The vast majority of people who come to our country work hard, pay taxes and make huge contributions to our communities and our society, and we are stronger and better as a result. Post Brexit, it is vital that we continue to be a country that welcomes and values those who want to come here. I will support the Bill tonight, because we need to reassure communities that we listened to the message from the referendum, but we must have a migration system that works for people who bring skills, talent and sheer hard work.

I want to talk about four sectors: the NHS and social care, science and research, universities, and tech. I come from a medical family. Both my parents were doctors; my sister is a doctor; and I am married to a doctor. One in 10 of the doctors in our hospitals and across our health service come from other countries. Yes, we will train more in the future, and I am delighted that the first of the next generation of medical schools has now opened in my constituency of Chelmsford, where we are already training 100 new doctors. However, we cannot forget the contribution made to our health and social care sectors by those who have come from other countries. A lot of those people are not on high pay, and the suggested salary threshold will risk cutting out and excluding some of them, so I ask the Minister to look at that.

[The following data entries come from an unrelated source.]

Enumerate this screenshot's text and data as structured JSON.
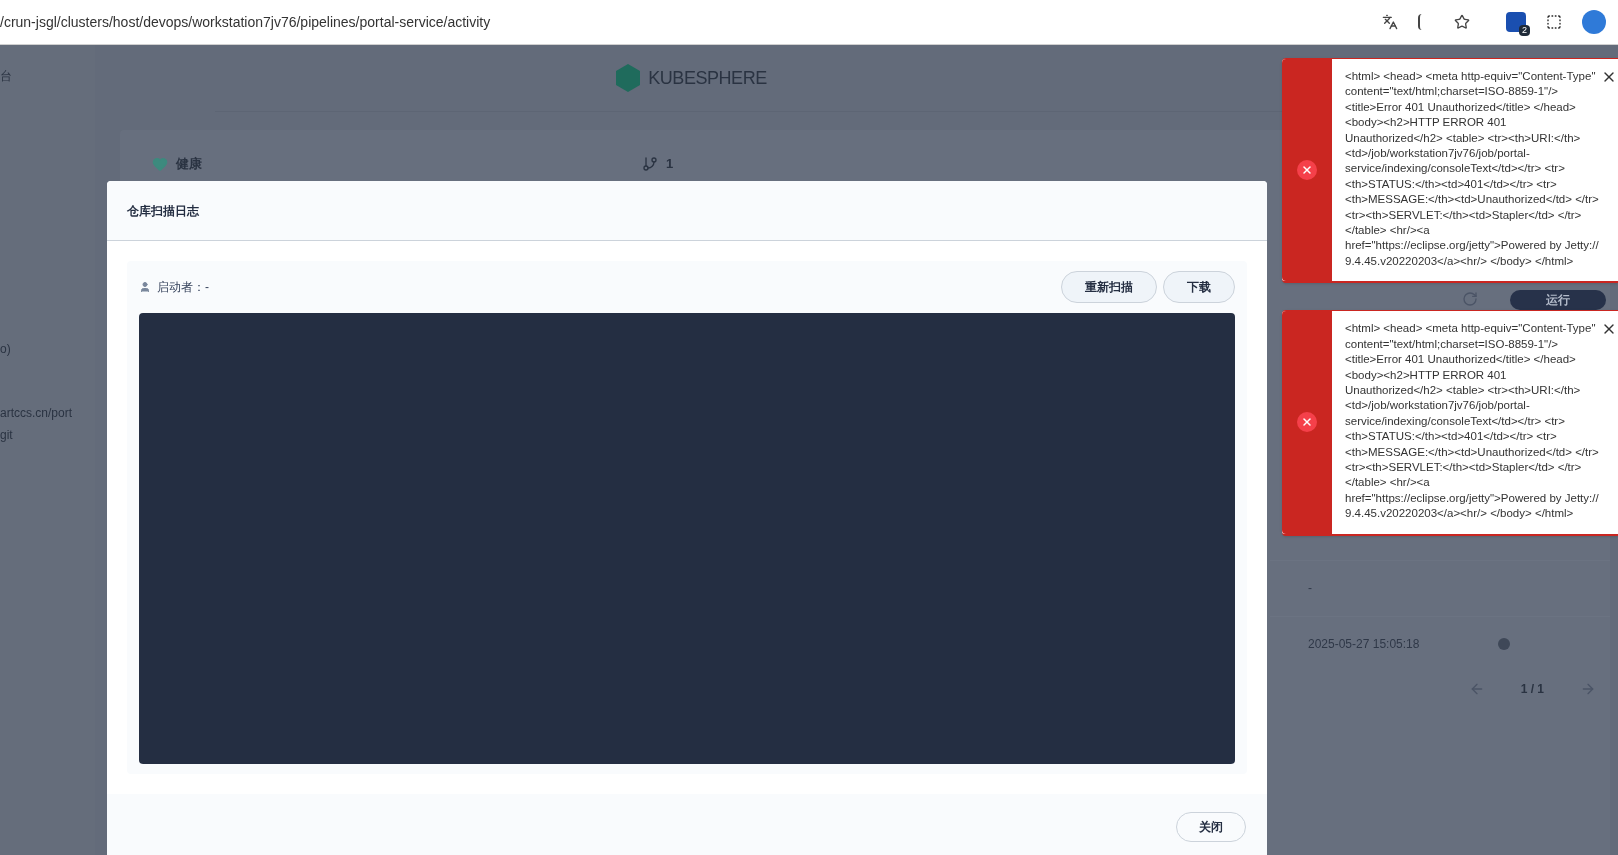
{
  "browser": {
    "url": "/crun-jsgl/clusters/host/devops/workstation7jv76/pipelines/portal-service/activity",
    "extension_badge": "2"
  },
  "background": {
    "sidebar_texts": [
      "台",
      "o)",
      "artccs.cn/port",
      "git"
    ],
    "logo": "KUBESPHERE",
    "stats": [
      {
        "kind": "health",
        "value": "健康"
      },
      {
        "kind": "branch",
        "value": "1"
      }
    ],
    "run_button": "运行",
    "rows": [
      {
        "text": "-"
      },
      {
        "text": "2025-05-27 15:05:18"
      }
    ],
    "pagination": "1 / 1"
  },
  "dialog": {
    "title": "仓库扫描日志",
    "starter_label": "启动者：-",
    "buttons": [
      "重新扫描",
      "下载"
    ],
    "close_button": "关闭"
  },
  "notifications": [
    {
      "kind": "error",
      "message": "<html> <head> <meta http-equiv=\"Content-Type\" content=\"text/html;charset=ISO-8859-1\"/> <title>Error 401 Unauthorized</title> </head> <body><h2>HTTP ERROR 401 Unauthorized</h2> <table> <tr><th>URI:</th> <td>/job/workstation7jv76/job/portal-service/indexing/consoleText</td></tr> <tr> <th>STATUS:</th><td>401</td></tr> <tr> <th>MESSAGE:</th><td>Unauthorized</td> </tr> <tr><th>SERVLET:</th><td>Stapler</td> </tr> </table> <hr/><a href=\"https://eclipse.org/jetty\">Powered by Jetty:// 9.4.45.v20220203</a><hr/> </body> </html>"
    },
    {
      "kind": "error",
      "message": "<html> <head> <meta http-equiv=\"Content-Type\" content=\"text/html;charset=ISO-8859-1\"/> <title>Error 401 Unauthorized</title> </head> <body><h2>HTTP ERROR 401 Unauthorized</h2> <table> <tr><th>URI:</th> <td>/job/workstation7jv76/job/portal-service/indexing/consoleText</td></tr> <tr> <th>STATUS:</th><td>401</td></tr> <tr> <th>MESSAGE:</th><td>Unauthorized</td> </tr> <tr><th>SERVLET:</th><td>Stapler</td> </tr> </table> <hr/><a href=\"https://eclipse.org/jetty\">Powered by Jetty:// 9.4.45.v20220203</a><hr/> </body> </html>"
    }
  ]
}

This is not just about salary. I often hear people ask, “If I come and do extra qualifications here, will I be able to take those qualifications back to another country if I then choose to move?” Issues such as the mutual recognition of professional qualifications are important when discussing our immigration system and our ongoing relationship with Europe.